The UAE and 11 Arab nations have launched the first Arab Space Coordination Group to develop an advanced satellite to monitor earth, environment and climate.
The Arab Space Coordination Group will develop the new 813 multi-spectral satellite to monitor the Earth and measure the environmental and climatic elements in several Arab countries, according to the UAE Space Agency.
It will also be used to monitor vegetation, soil types, minerals and water sources, measuring greenhouse gases, pollution and dust levels.
The 11 countries involved in the programme include Jordan, Bahrain, Morocco and Egypt.
UAE vice-president and Prime Minister Shaikh Mohammad Bin Rashid Al Maktoum said: “Today, at the Global Space Congress in Abu Dhabi, we attended the signing of a charter to establish the first Arab body for space cooperation, bringing together 11 Arab states.
“We are currently working on the Emirates Mars Mission, the first exploration mission to be conducted by an Arab and Islamic nation to Mars.”
“A few months ago, we launched the first satellite fully developed by UAE citizens, and we are currently working on the Emirates Mars Mission, the first exploration mission to be conducted by an Arab and Islamic nation to Mars.”
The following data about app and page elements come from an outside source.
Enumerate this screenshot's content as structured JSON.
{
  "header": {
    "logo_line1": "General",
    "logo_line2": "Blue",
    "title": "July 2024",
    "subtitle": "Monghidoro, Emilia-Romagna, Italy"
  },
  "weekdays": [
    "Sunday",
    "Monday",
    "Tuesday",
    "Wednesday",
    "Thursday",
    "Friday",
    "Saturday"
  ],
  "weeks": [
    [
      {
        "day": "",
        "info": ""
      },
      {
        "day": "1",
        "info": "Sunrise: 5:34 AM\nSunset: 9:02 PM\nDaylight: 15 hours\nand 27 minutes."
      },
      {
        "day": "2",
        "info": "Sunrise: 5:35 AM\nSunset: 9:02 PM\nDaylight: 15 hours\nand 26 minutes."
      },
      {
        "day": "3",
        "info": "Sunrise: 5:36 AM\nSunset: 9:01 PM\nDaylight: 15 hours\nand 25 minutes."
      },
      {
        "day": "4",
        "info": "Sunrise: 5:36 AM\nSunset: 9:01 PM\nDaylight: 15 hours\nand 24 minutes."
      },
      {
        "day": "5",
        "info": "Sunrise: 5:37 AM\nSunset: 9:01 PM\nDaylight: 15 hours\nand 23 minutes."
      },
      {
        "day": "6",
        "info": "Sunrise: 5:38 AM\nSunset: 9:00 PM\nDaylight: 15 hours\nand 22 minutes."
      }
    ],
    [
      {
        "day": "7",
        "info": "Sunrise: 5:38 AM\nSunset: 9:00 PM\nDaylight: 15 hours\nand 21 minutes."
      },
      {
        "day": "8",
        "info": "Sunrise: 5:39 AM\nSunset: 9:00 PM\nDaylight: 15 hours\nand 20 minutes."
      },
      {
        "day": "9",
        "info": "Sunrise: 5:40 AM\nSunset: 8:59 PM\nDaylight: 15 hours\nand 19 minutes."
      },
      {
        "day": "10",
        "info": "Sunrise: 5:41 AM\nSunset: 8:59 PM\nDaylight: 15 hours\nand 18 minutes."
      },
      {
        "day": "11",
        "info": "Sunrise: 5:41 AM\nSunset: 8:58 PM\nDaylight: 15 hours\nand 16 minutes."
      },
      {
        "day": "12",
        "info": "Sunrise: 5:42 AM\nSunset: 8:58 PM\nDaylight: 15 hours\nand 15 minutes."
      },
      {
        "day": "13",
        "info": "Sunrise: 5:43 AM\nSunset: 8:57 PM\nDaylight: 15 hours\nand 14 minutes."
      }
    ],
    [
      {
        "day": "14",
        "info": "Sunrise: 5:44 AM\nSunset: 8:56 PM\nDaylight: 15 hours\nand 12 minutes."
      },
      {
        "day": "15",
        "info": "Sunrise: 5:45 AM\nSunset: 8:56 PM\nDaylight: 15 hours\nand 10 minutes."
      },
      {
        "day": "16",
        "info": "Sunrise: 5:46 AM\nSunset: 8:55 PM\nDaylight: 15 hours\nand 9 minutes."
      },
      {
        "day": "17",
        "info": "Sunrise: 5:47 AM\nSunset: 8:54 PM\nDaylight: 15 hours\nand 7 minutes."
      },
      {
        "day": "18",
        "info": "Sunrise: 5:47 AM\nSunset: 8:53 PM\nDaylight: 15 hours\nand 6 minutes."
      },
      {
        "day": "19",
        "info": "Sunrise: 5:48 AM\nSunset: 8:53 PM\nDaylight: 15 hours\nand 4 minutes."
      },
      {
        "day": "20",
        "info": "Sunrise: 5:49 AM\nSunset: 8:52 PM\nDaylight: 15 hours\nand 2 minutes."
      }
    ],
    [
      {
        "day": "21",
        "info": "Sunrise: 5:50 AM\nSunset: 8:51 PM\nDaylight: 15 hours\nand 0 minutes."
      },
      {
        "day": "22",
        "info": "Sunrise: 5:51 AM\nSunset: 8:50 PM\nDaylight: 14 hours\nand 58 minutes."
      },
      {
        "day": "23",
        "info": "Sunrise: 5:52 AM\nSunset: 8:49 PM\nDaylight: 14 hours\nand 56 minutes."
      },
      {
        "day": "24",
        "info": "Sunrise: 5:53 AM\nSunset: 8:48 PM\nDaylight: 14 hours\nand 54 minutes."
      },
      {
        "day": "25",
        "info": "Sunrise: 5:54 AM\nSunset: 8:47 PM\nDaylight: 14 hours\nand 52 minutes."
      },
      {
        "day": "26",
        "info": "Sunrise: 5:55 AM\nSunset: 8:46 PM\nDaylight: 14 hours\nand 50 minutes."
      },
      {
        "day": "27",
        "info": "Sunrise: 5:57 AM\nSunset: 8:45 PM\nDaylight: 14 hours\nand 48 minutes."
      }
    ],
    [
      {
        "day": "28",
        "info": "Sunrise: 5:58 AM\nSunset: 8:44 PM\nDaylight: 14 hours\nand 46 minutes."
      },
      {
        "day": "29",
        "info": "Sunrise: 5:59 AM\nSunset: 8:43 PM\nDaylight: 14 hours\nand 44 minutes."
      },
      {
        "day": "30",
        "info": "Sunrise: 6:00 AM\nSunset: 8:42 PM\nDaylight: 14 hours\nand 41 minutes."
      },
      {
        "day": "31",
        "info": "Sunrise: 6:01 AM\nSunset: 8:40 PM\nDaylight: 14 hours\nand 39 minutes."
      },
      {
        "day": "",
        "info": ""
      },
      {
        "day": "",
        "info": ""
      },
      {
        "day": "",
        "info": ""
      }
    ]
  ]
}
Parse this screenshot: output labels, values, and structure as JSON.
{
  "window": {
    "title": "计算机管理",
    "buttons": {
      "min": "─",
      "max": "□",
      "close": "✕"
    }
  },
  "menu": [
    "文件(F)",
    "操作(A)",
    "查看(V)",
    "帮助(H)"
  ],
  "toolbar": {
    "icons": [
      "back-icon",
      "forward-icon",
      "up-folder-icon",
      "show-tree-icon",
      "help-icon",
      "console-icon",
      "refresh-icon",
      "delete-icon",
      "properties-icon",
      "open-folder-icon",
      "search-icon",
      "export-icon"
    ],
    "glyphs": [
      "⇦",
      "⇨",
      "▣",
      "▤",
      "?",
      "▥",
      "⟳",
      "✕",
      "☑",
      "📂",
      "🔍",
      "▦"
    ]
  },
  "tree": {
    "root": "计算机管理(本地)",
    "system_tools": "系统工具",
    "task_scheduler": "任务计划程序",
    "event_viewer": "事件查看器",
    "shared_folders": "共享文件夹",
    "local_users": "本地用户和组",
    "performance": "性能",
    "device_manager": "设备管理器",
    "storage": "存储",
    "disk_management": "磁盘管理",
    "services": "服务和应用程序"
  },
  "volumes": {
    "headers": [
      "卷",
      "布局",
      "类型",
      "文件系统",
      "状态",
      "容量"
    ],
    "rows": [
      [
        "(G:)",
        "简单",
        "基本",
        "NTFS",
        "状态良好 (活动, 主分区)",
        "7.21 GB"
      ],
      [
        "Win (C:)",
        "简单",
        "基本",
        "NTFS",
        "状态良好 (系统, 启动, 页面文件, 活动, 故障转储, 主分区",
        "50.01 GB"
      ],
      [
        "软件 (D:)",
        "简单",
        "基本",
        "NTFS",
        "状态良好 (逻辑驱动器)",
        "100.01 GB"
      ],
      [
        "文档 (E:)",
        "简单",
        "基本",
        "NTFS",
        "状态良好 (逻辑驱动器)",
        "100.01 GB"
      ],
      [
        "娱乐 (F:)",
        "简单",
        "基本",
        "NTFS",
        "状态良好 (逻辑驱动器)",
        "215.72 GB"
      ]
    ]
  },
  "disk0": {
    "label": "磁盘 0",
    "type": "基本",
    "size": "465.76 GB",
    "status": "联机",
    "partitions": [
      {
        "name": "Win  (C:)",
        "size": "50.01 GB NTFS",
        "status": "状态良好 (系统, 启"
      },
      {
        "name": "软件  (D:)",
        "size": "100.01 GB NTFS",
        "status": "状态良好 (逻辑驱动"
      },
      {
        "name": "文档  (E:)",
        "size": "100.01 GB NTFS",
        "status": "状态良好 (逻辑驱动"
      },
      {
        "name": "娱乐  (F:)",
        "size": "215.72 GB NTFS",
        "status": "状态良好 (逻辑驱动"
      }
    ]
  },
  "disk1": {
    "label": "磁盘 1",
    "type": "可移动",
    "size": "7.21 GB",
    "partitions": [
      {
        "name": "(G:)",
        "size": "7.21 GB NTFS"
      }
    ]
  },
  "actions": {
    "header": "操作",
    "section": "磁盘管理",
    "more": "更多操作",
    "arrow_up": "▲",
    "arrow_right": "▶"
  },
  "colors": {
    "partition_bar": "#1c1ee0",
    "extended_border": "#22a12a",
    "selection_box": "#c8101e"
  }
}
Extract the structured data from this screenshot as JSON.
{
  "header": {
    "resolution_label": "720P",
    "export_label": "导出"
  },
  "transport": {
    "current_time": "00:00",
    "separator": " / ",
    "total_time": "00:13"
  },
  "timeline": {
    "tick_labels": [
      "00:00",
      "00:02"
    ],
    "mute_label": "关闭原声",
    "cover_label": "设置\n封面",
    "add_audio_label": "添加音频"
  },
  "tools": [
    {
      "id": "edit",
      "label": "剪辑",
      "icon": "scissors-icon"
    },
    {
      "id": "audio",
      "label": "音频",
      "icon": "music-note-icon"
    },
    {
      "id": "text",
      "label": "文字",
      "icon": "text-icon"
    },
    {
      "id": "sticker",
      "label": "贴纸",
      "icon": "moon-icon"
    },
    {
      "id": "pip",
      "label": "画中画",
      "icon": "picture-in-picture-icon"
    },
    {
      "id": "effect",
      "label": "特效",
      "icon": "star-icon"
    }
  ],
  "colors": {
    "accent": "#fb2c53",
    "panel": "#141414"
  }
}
The latest announcement comes after a charter was signed to establish the Arab Space Coordination Group at the Global Space Congress.
Funded by the UAE Space Agency, the new satellite will be designed and manufactured by Arab engineers at the National Space Science and Technology Center facilities located at the United Arab Emirates University in Al Ain.
The satellite development will be carried out for a period of three years. With a polar orbit of 600km, it will have a five-year lifespan.
A ground station in the UAE and receiving stations in a number of Arab countries will obtain the data.
UAE Space Agency director-general Dr Mohammed Al Ahbabi said that the satellite aims to address global climate and environmental issues.